We don’t take the question, “What do you want to be when you grow up?” lightly. For us, it’s a catalyst to ignite the imaginations of the 2 million children we serve who dream of having a life different than the one of poverty they were born into.
When children in our sponsorship program reach the age of 12, we ask them to begin the imaginative process of planning for a future and unlocking their God-given potential. To dream of a world where:
- they have a sustainable income that will meet their family’s basic needs.
- they can afford a safe and clean home.
- they can become leaders in their communities and empower others to escape poverty just as they did.
Today, we want to introduce you to some of the dreamers in our programs in Guatemala and Bangladesh who have some big professional goals!
The 12-year-olds at Joyas de Cristo child development centre in Guatemala took a special field trip into nature to find a quiet spot to sit and dream. Here, they filled out a workbook called, “My Plan for Tomorrow”. Compassion youth around the world work through this book with tutors to help them set both goals and action steps to reach those goals.
“This activity is a life-changing moment for our beneficiaries,” says the centre’s Program Coordinator, Edgar.
“Most of the children’s parents are day labourers, masons or seasonal workers who earn $4 a day. That is the reality they know, so this activity is not just about filling out a book with what they hope for the future. We are letting them know that they have other options.”
Here are what some of them are writing down in their books:
“I want to stay in school and become a music teacher. My father works as a mason and I have eight siblings. I want to keep going to school and get a better paying job to help my family move forward. My parents only studied up to third grade. I want to help them get their sixth-grade diploma.”
– Leticia, 12, Guatemala
“I want to be a businessman. I want to have my own factory. My father works long hours in a factory so I want to earn good money so he does not have to work as hard.”
– Eusebio, 12, Guatemala
“When I grow up I want to be an accountant. I want to work in a bank because I like numbers and I can earn money to help my family. My father chops wood and sells it to earn money for food. I want to work hard to help my mother with money for food.”
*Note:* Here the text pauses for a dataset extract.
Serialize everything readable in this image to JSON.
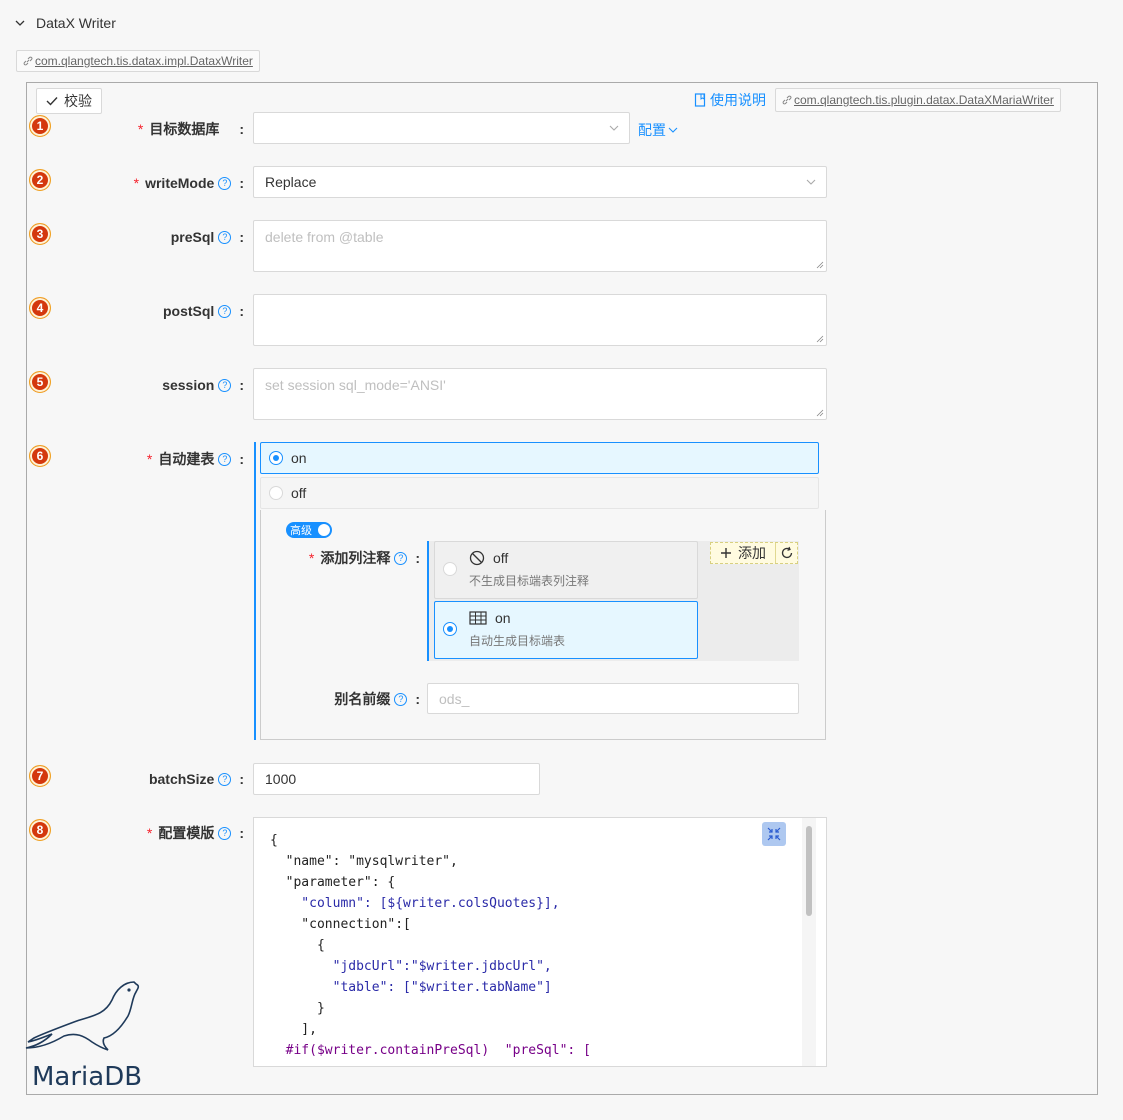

– Raquel, 12, Guatemala
Meanwhile, in Bangladesh, the same life-planning workbook has been helping this group of young adults map out the distinct desires they have for their future with the help of the development centre staff.
The staff helps them identify their God-given talents and ambitions and works with them to set a plan to achieve their personal and professional goals.
Every year, they revisit their plans to make sure students are on track and to identify areas they might want to develop or change.
“I want to continue my higher studies and become a lawyer. My father is a taxi driver and works very hard to make ends meet, for which it is my sacred responsibility to get my family over our present state of poverty.”
– Emon, 17, Bangladesh
Poli is about to take her grade twelve board exams. Her mother works as a cook in a catering company and her father works as a rickshaw driver to support her and her three siblings.
“I have always been inspired by the work that is being done by nongovernment organizations in our community who support us for our well-being. This is why I want to be a social worker and help those who are in most need.”
– Poli, 18, Bangladesh
Tahomina, the youngest of three, loves to read stories and do math. Her father drives a rickshaw to bring in her family’s only source of income.
“I believe in passing on a legacy of knowledge and good education as I grow up. Hence, my ambition is to become a teacher when I grow up so that I can direct the young generation and be the role model of the community.”
– Tahomina, 17, Bangladesh
Moyna is the eldest of the three sisters whose mother works as a cook at a guesthouse while their father drives a rickshaw. She plans to help educate her sisters and make them self-sufficient in their lives.
“With our present situation, I don’t know how things will turn out, but I want to be a doctor and save people’s lives. I lost my elder sister when I was younger. By having known the pain of the loss, I wish no one has to ever face such a day.”
– Moyna, 19, Bangladesh
These dreamers know their futures are bigger than their current circumstances. But they can’t get there without your help!
When you donate to educational funds, you’re helping unleash the God-given potential of a student like Leticia or Emon to achieve the promising future they have imagined.
Depending on the student’s needs, their customized learning path could include:
- formal educational opportunities like tutoring for entrance examinations, assistance with university or seminary education and leadership courses.
- non-formal educational opportunities like vocational training and apprenticeships, job-search skills and computer literacy.
- training to generate personal income through business and entrepreneurship classes, financing start-ups and providing seed capital or micro-loans.
Help these students conquer their professional dreams today. Take a look at our current educational opportunities!
A version of this article was originally published by Compassion International.